TASK PROMPT: From the entries, copy out every line in which the word "JSON" is found.

MATERIAL TO PROCESS Start Marker

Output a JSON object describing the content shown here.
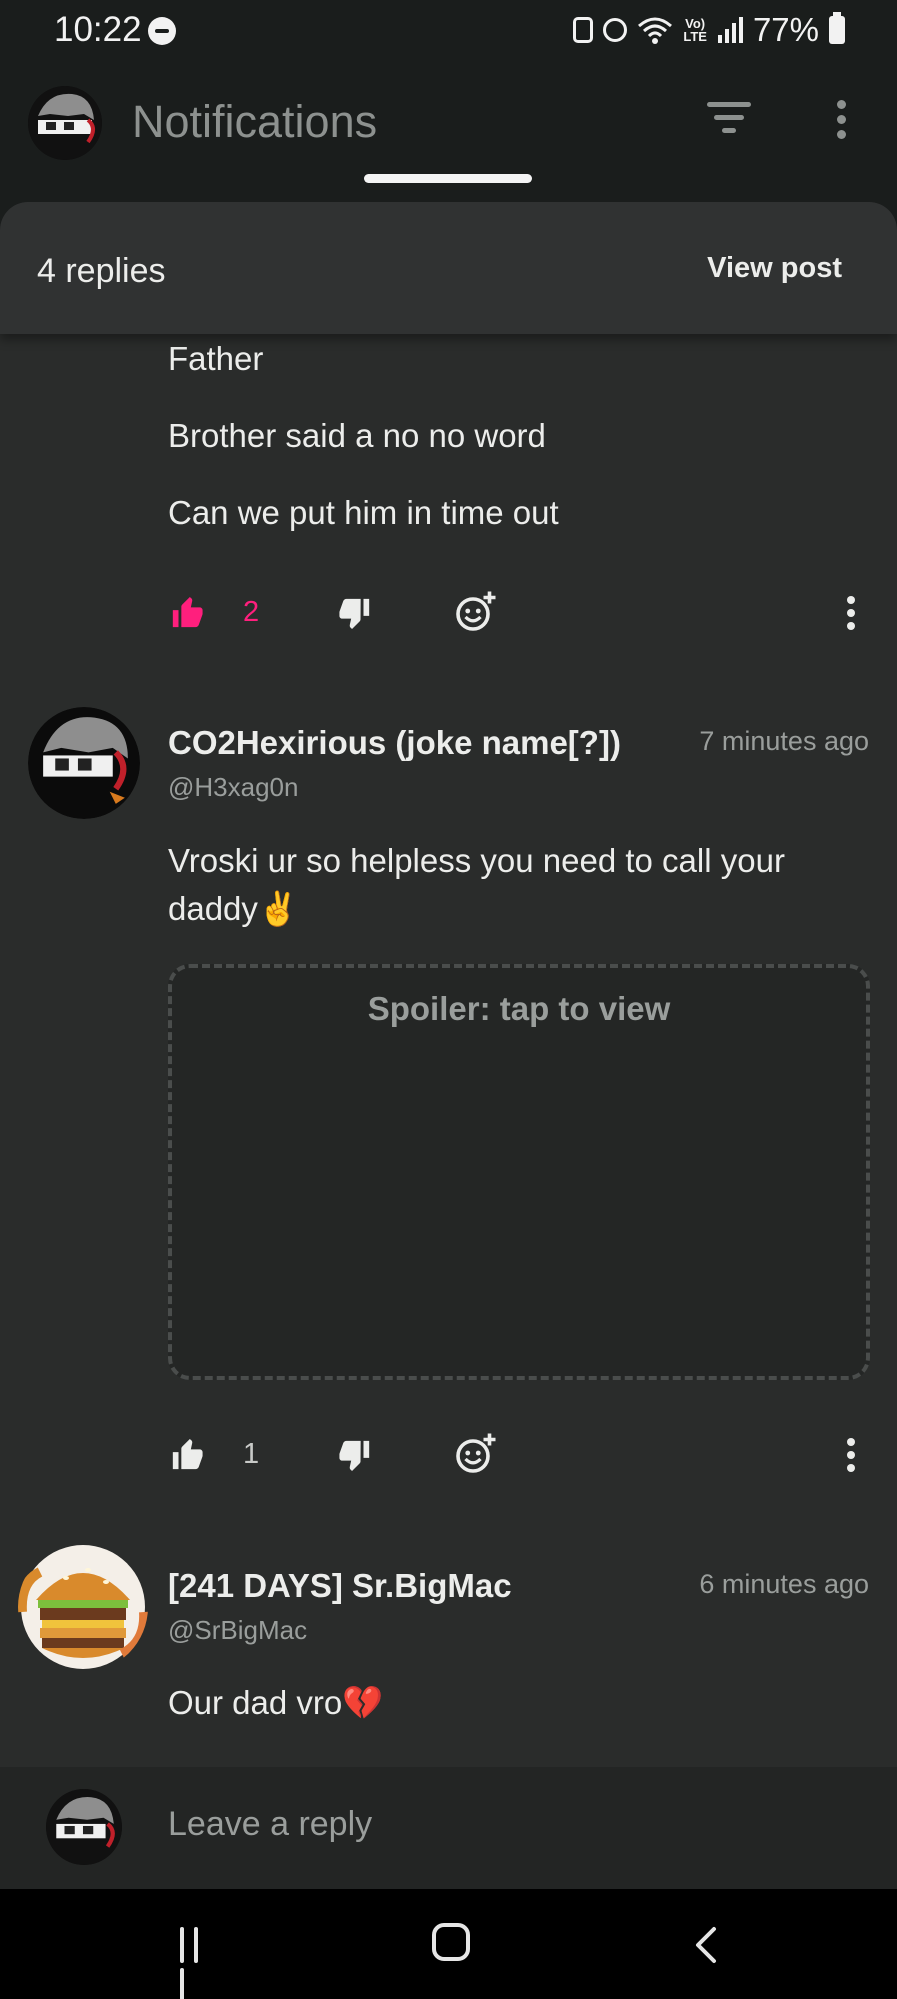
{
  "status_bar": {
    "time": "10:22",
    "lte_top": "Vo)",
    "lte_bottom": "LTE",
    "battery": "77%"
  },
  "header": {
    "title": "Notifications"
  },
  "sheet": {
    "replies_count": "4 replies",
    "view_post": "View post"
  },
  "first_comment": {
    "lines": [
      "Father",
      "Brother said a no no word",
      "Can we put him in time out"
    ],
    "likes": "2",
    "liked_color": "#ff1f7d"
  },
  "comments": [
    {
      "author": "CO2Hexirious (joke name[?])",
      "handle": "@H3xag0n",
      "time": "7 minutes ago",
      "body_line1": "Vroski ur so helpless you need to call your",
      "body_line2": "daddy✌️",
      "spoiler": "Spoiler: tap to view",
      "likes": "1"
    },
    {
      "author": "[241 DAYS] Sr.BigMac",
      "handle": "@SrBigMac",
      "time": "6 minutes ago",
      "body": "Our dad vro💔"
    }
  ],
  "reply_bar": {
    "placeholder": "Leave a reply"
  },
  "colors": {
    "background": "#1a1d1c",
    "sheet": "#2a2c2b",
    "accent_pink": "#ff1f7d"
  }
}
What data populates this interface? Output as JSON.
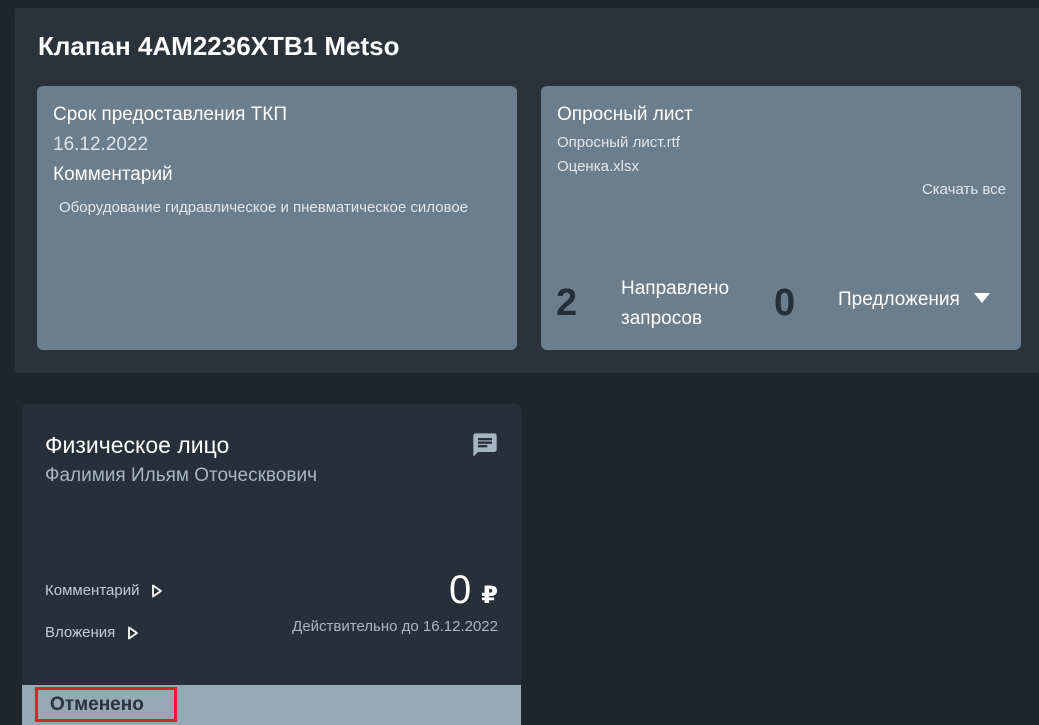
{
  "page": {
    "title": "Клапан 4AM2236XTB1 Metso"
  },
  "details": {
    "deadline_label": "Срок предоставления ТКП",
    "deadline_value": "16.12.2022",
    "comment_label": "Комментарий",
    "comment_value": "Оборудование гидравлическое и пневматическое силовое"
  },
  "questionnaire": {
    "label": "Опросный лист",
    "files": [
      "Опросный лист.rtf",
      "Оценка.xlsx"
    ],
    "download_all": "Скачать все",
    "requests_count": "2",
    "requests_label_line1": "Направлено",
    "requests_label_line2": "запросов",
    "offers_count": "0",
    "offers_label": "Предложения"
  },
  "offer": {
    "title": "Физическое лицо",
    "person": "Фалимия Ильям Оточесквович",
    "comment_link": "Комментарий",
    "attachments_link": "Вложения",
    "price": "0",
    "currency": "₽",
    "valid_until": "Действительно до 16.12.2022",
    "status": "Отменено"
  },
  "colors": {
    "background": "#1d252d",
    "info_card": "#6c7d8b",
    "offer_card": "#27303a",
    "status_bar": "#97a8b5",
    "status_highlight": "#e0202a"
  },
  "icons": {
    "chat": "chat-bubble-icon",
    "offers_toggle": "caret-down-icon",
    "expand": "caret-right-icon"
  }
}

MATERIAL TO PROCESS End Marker

SOLUTION FOR THIS EXERCISE:
Output a JSON object describing the content shown here.
What data populates this interface? Output as JSON.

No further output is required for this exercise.